Judging by the stack of wood, I think the neighbors are building a new bridge over to the little island. They’ve been clearing growth from the lake’s edge and they took down the old one last week. They cleared the island, too, so I assume they’ll be wanting a way to get back over to it. Or they could just row over like the rest of us plain folk with weeds crowding our banks and docks.
I am blessed to have a very wise psychologist-to-be living in my house, and even more blessed that she is my daughter because she mixes tender daughter words with the more serious things she says to help me process what life is dishing out. I told her I don’t ever want her to feel like she has to help me with stuff, but she said she doesn’t mind. There is still so much I don’t say. I want her to live her own young, beautiful, happy life that doesn’t have to be quite so serious as mine. She will weather life better than I have. That was a parenting goal I think we met.
Thunder rumbles, and I quietly root for Steve out there pushing that mower down the bank and pulling it back up again and then making one row after another down the side of the yard.
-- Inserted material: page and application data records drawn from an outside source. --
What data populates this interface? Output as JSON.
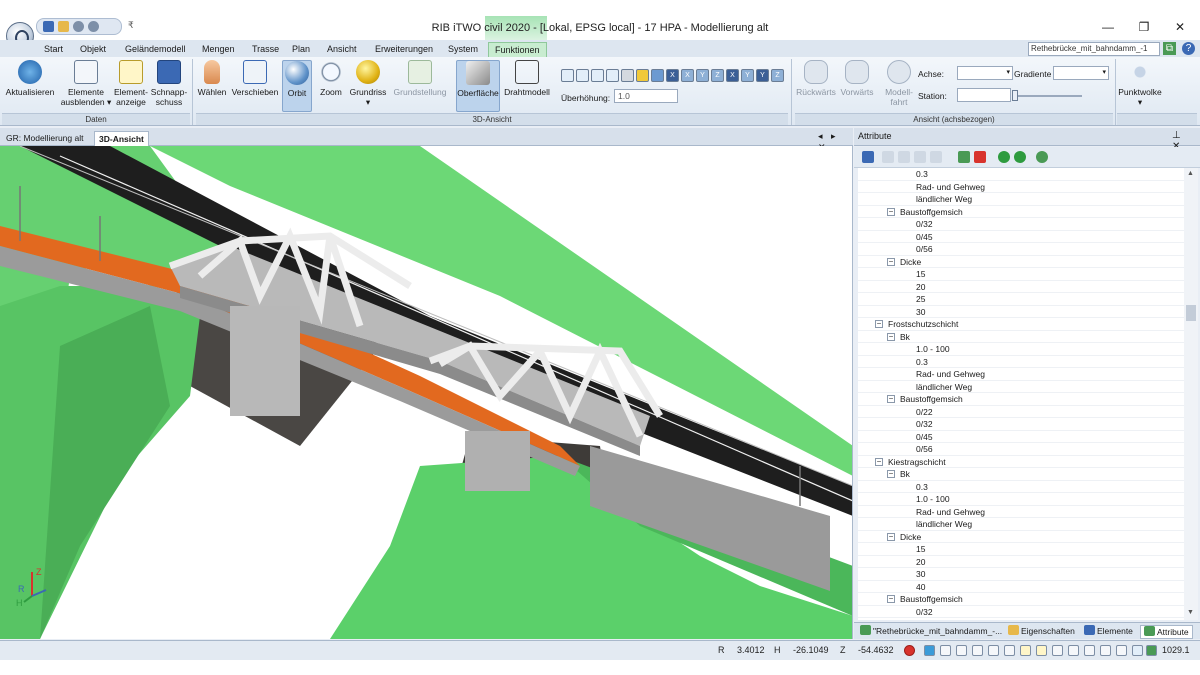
{
  "window": {
    "title": "RIB iTWO civil 2020 - [Lokal, EPSG local] - 17 HPA - Modellierung alt",
    "minimize": "—",
    "maximize": "❐",
    "close": "✕"
  },
  "qat": {
    "dropdown": "₹"
  },
  "ribbon_tabs": [
    "Start",
    "Objekt",
    "Geländemodell",
    "Mengen",
    "Trasse",
    "Plan",
    "Ansicht",
    "Erweiterungen",
    "System",
    "Funktionen"
  ],
  "document_combo": "Rethebrücke_mit_bahndamm_-1",
  "ribbon": {
    "groups": {
      "daten": "Daten",
      "ansicht3d": "3D-Ansicht",
      "ansicht_achs": "Ansicht (achsbezogen)"
    },
    "buttons": {
      "aktualisieren": "Aktualisieren",
      "elemente_ausblenden_1": "Elemente",
      "elemente_ausblenden_2": "ausblenden ▾",
      "elementanzeige_1": "Element-",
      "elementanzeige_2": "anzeige",
      "schnappschuss_1": "Schnapp-",
      "schnappschuss_2": "schuss",
      "waehlen": "Wählen",
      "verschieben": "Verschieben",
      "orbit": "Orbit",
      "zoom": "Zoom",
      "grundriss": "Grundriss",
      "grundstellung": "Grundstellung",
      "oberflaeche": "Oberfläche",
      "drahtmodell": "Drahtmodell",
      "rueckwaerts": "Rückwärts",
      "vorwaerts": "Vorwärts",
      "modellfahrt_1": "Modell-",
      "modellfahrt_2": "fahrt",
      "punktwolke": "Punktwolke"
    },
    "ueberhoehung_label": "Überhöhung:",
    "ueberhoehung_value": "1.0",
    "achse_label": "Achse:",
    "gradiente_label": "Gradiente",
    "station_label": "Station:"
  },
  "doc_tabs": [
    "GR: Modellierung alt",
    "3D-Ansicht"
  ],
  "doc_tab_controls": "◂ ▸ ✕",
  "attributes": {
    "title": "Attribute",
    "controls": "⊥ ✕",
    "rows": [
      {
        "text": "0.3",
        "level": 3
      },
      {
        "text": "Rad- und Gehweg",
        "level": 3
      },
      {
        "text": "ländlicher Weg",
        "level": 3
      },
      {
        "text": "Baustoffgemsich",
        "level": 2,
        "expander": "−"
      },
      {
        "text": "0/32",
        "level": 3
      },
      {
        "text": "0/45",
        "level": 3
      },
      {
        "text": "0/56",
        "level": 3
      },
      {
        "text": "Dicke",
        "level": 2,
        "expander": "−"
      },
      {
        "text": "15",
        "level": 3
      },
      {
        "text": "20",
        "level": 3
      },
      {
        "text": "25",
        "level": 3
      },
      {
        "text": "30",
        "level": 3
      },
      {
        "text": "Frostschutzschicht",
        "level": 1,
        "expander": "−"
      },
      {
        "text": "Bk",
        "level": 2,
        "expander": "−"
      },
      {
        "text": "1.0 - 100",
        "level": 3
      },
      {
        "text": "0.3",
        "level": 3
      },
      {
        "text": "Rad- und Gehweg",
        "level": 3
      },
      {
        "text": "ländlicher Weg",
        "level": 3
      },
      {
        "text": "Baustoffgemsich",
        "level": 2,
        "expander": "−"
      },
      {
        "text": "0/22",
        "level": 3
      },
      {
        "text": "0/32",
        "level": 3
      },
      {
        "text": "0/45",
        "level": 3
      },
      {
        "text": "0/56",
        "level": 3
      },
      {
        "text": "Kiestragschicht",
        "level": 1,
        "expander": "−"
      },
      {
        "text": "Bk",
        "level": 2,
        "expander": "−"
      },
      {
        "text": "0.3",
        "level": 3
      },
      {
        "text": "1.0 - 100",
        "level": 3
      },
      {
        "text": "Rad- und Gehweg",
        "level": 3
      },
      {
        "text": "ländlicher Weg",
        "level": 3
      },
      {
        "text": "Dicke",
        "level": 2,
        "expander": "−"
      },
      {
        "text": "15",
        "level": 3
      },
      {
        "text": "20",
        "level": 3
      },
      {
        "text": "30",
        "level": 3
      },
      {
        "text": "40",
        "level": 3
      },
      {
        "text": "Baustoffgemsich",
        "level": 2,
        "expander": "−"
      },
      {
        "text": "0/32",
        "level": 3
      }
    ]
  },
  "panel_tabs": [
    "\"Rethebrücke_mit_bahndamm_-...",
    "Eigenschaften",
    "Elemente",
    "Attribute"
  ],
  "axis_gizmo": {
    "z": "Z",
    "r": "R",
    "h": "H"
  },
  "status": {
    "r_label": "R",
    "r_value": "3.4012",
    "h_label": "H",
    "h_value": "-26.1049",
    "z_label": "Z",
    "z_value": "-54.4632",
    "zoom_value": "1029.1"
  },
  "colors": {
    "ribbon_bg": "#dfe8f2",
    "functions_tab": "#c8ecd0",
    "terrain_green": "#5ed46a",
    "road_asphalt": "#1e1e1e",
    "rail_orange": "#e2691f",
    "steel_truss": "#e8e8e8"
  }
}
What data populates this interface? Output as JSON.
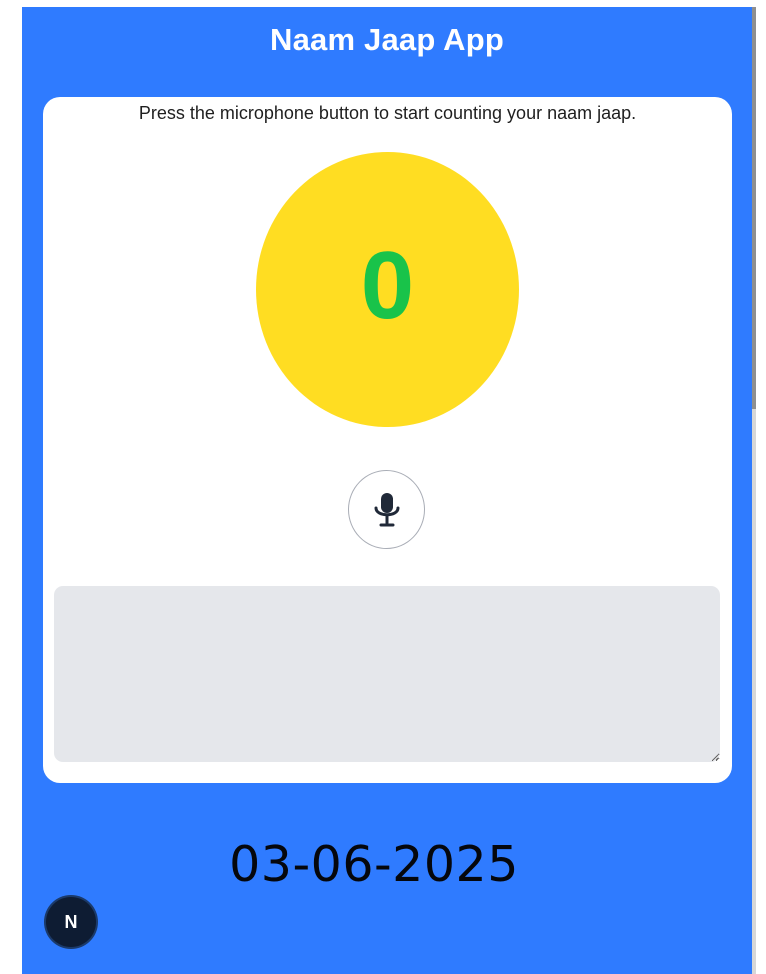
{
  "app": {
    "title": "Naam Jaap App"
  },
  "card": {
    "instruction": "Press the microphone button to start counting your naam jaap.",
    "counter": "0",
    "mic_icon": "microphone-icon",
    "transcript": {
      "value": "",
      "placeholder": ""
    }
  },
  "footer": {
    "date": "03-06-2025",
    "badge_letter": "N"
  },
  "colors": {
    "background": "#2f7bff",
    "card": "#ffffff",
    "counter_circle": "#ffdd22",
    "counter_text": "#19c34a",
    "textarea": "#e5e7eb",
    "badge": "#0e1c33"
  }
}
He’s pushing it faster trying to beat the rain while his yard shoes fill with bits of green. He’ll be watching closely for nearby lightning, and won’t be holding onto that metal mower bar once he sees a flash anywhere near. Lightning doesn’t play around in these parts.
I was inspired to write today by Amber Haines and her post about wording the “reglar” of life. I loved that she spelled out how she pronounces it so I can hear it in her voice. That’s how I grew up saying it during the southeast Georgia years. I miss those days, sometimes a lot. They were more innocent times. Like Amber, we had chickens, housed in a big coop. I remember gathering eggs from those silky birds and being comforted by their familiar clucking as we sat in lawn chairs and shelled purple-hulls in metal pans propped on our laps. Nothing tasted so delicious as those peas, freshly shelled and cooked with big chunks of smoked ham and seasoned with salt and pepper and sweet onion with sliced just-picked bright red tomatoes alongside.
Raindrops plop rings into what I can see of the lake out the window, and I still hear the mower running till that man of mine thinks he should quit. I’m guessing he’s enjoying the coolness on his back, a welcome reprieve from the heat of summer. I’m off to make him a glass of sweet tea because I promised.